Hi conniesb1 - if it’s not solved and you haven’t binned the printer, perhaps some confusing terms have been throwing you off track (like they do for me!).
I’m no networking expert, but have Googled a lot of info re my similar problem. My Canon printer doesn’t have a password of its own, and I can’t remember reading of any printer that does (though you may well have a Canon password for other purposes, e.g. registration/support). I think your printer’s wifi setup was asking for the password of your wireless network.
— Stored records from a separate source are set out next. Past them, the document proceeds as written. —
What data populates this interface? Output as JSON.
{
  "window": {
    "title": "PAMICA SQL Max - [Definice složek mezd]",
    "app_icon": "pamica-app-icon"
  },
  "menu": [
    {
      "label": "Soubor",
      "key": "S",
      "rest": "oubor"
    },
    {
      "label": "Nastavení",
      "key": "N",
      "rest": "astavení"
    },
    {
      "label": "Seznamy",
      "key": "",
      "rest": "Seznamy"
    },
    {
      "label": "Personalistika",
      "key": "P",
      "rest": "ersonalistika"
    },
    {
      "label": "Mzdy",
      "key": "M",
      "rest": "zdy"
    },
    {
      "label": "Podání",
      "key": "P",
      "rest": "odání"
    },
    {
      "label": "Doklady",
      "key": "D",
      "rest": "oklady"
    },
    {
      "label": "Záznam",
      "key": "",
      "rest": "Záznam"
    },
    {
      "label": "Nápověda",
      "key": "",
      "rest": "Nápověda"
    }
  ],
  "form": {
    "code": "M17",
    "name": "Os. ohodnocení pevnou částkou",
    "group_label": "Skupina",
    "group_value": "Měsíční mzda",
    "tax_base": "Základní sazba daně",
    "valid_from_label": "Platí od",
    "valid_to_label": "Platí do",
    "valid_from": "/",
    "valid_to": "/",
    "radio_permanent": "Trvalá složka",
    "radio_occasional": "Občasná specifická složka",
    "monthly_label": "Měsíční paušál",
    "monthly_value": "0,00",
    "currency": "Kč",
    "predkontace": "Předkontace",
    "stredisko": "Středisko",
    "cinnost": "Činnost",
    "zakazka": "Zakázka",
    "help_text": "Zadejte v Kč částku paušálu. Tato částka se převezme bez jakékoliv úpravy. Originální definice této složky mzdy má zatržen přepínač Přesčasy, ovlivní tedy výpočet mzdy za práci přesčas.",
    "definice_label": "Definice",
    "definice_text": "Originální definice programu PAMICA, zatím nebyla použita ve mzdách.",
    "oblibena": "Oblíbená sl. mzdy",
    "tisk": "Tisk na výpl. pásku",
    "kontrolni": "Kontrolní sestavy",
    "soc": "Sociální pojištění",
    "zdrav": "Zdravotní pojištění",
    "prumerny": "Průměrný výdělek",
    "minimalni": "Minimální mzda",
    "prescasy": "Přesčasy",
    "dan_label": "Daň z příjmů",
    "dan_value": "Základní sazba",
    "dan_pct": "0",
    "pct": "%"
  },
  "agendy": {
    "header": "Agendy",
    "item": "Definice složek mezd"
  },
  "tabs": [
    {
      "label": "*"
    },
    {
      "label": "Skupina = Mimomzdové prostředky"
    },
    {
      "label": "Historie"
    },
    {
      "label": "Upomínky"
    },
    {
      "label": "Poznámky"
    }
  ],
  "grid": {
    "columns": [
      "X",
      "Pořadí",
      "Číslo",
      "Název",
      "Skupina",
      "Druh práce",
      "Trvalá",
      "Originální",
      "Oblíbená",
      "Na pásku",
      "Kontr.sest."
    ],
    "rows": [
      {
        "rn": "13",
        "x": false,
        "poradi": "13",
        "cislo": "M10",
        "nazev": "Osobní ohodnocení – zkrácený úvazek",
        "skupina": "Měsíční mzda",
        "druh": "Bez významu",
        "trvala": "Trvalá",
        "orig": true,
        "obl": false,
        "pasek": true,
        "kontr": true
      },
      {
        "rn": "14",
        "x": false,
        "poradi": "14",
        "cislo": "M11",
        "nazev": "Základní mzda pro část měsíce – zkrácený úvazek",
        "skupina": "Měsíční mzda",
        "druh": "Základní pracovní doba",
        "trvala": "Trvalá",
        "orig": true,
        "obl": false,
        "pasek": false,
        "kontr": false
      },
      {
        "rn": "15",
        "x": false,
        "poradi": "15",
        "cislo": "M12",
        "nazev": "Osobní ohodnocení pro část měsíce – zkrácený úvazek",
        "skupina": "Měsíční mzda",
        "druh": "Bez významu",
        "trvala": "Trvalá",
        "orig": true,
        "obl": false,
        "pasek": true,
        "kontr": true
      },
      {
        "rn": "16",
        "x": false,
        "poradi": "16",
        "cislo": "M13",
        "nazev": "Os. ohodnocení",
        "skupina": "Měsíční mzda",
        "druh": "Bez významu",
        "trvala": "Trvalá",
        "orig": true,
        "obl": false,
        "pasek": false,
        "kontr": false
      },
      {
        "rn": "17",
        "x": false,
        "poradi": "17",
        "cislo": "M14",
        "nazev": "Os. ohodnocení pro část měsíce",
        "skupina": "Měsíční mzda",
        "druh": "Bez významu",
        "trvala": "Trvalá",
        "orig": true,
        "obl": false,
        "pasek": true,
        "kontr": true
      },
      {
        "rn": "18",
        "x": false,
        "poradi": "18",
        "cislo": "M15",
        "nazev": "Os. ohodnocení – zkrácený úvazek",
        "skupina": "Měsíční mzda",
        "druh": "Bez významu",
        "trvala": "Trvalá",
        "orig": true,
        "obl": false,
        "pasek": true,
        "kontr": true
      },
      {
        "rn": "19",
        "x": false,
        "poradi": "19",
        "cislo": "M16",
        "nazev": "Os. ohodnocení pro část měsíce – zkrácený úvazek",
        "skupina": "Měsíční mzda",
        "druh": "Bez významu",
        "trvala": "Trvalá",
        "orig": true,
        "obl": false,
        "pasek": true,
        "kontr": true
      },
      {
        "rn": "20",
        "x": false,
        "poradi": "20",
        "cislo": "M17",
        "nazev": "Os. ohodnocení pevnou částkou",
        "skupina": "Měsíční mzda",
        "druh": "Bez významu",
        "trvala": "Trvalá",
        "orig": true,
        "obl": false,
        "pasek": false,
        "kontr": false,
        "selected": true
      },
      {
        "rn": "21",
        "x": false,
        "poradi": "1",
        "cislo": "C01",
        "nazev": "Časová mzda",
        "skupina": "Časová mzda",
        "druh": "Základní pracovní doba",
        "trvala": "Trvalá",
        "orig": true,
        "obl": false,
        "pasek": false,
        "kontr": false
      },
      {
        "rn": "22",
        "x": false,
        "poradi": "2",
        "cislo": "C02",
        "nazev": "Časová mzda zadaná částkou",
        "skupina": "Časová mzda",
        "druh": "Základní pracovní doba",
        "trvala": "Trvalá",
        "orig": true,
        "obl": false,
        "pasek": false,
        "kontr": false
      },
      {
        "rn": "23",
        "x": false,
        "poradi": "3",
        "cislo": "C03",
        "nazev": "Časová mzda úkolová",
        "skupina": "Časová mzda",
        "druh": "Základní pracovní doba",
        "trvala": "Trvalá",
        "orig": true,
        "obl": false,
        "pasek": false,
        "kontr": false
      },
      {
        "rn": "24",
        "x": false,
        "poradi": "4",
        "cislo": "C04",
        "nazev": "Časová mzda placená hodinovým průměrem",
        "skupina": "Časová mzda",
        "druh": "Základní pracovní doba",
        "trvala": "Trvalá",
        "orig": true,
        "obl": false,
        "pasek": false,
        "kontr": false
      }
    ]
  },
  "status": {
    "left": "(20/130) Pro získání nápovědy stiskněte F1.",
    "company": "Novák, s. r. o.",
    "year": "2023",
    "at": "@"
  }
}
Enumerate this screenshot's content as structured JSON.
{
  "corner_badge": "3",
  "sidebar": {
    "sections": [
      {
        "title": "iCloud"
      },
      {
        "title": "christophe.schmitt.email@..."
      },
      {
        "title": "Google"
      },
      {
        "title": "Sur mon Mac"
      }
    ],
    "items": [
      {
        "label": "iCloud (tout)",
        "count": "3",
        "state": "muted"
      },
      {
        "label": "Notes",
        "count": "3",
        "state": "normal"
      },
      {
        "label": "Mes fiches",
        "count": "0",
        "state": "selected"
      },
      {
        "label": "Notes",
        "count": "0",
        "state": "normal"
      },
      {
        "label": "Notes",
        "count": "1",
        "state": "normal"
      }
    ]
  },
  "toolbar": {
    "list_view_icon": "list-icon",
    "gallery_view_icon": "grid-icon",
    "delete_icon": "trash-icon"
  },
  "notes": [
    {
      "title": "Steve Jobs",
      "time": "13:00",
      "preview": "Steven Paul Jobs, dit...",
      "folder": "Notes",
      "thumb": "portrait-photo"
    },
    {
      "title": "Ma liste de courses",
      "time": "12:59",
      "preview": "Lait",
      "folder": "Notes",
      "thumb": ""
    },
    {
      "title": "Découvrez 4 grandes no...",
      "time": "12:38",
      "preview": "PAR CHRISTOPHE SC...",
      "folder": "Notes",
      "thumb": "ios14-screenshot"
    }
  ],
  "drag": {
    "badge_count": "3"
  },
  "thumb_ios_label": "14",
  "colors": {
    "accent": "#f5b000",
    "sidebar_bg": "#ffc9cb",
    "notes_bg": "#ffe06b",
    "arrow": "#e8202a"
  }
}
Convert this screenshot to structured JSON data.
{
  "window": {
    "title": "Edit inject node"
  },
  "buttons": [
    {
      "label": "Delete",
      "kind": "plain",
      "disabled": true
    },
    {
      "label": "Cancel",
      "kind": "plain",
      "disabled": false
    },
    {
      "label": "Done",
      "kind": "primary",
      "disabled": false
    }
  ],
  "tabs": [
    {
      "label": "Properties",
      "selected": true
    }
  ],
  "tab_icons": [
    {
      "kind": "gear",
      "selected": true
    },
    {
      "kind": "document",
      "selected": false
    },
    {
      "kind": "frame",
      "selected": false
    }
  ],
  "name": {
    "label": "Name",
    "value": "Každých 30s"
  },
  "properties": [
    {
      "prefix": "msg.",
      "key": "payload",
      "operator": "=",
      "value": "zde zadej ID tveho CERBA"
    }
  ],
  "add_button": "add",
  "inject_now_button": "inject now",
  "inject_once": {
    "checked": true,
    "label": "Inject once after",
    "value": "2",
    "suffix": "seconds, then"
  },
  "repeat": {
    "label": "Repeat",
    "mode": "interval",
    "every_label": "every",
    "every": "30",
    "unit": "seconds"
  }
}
Just as people can’t casually join your private wifi network without being given the password (unless the network is unsecured), devices can’t either, for the same reasons. (It also makes sure the printer’s joining your network, not a neighbour’s).
I felt for you when I found this topic. When trying to get my head round networking.te my own printer, I’ve found a lot of search results confusing. The point of technical terms is to have a short word/phrase for a precise meaning (which can always be looked up). The deeper you go into networking the more complex it gets. And just to make it even more fun, there’s usually a choice of words for the same meaning. And what’s worse is different people using the same word to mean different things. I’ve even noticed it sometimes with the Canon Mods here, and in some of the official instructions for Linksys routers. (End of rant!). Anyway, this networking confusion’s been sending me round in circles too, and I’ve been tinkering with computers since the 1980s.
Sometimes people call a network password the ‘router password’, which I find confusing. To me, a router password is the one needed to access and change the settings in the router (but please correct me someone if that’s wrong!). That’s just one example.
Perhaps you already know that a password for a wireless network is set in the network’s router? And that the type of password depends on the type of security the router’s set to? (If WAP, the password’s often called a passphrase, as it can be as long as a whole sentence, and can have spaces between words. If it’s WEP, the password’s often called a PIN, as it’s (I believe) a number with not many digits). Maybe the number sequence your printer showed was for selecting the digits to give the printer the network PIN - who knows? (Not the Canon Product Experts here, it seems).
It seems the more expert people are on something, the fewer of them are able to remember what they needed to know as a novice. If a fellow novice can be any help just give me a shout!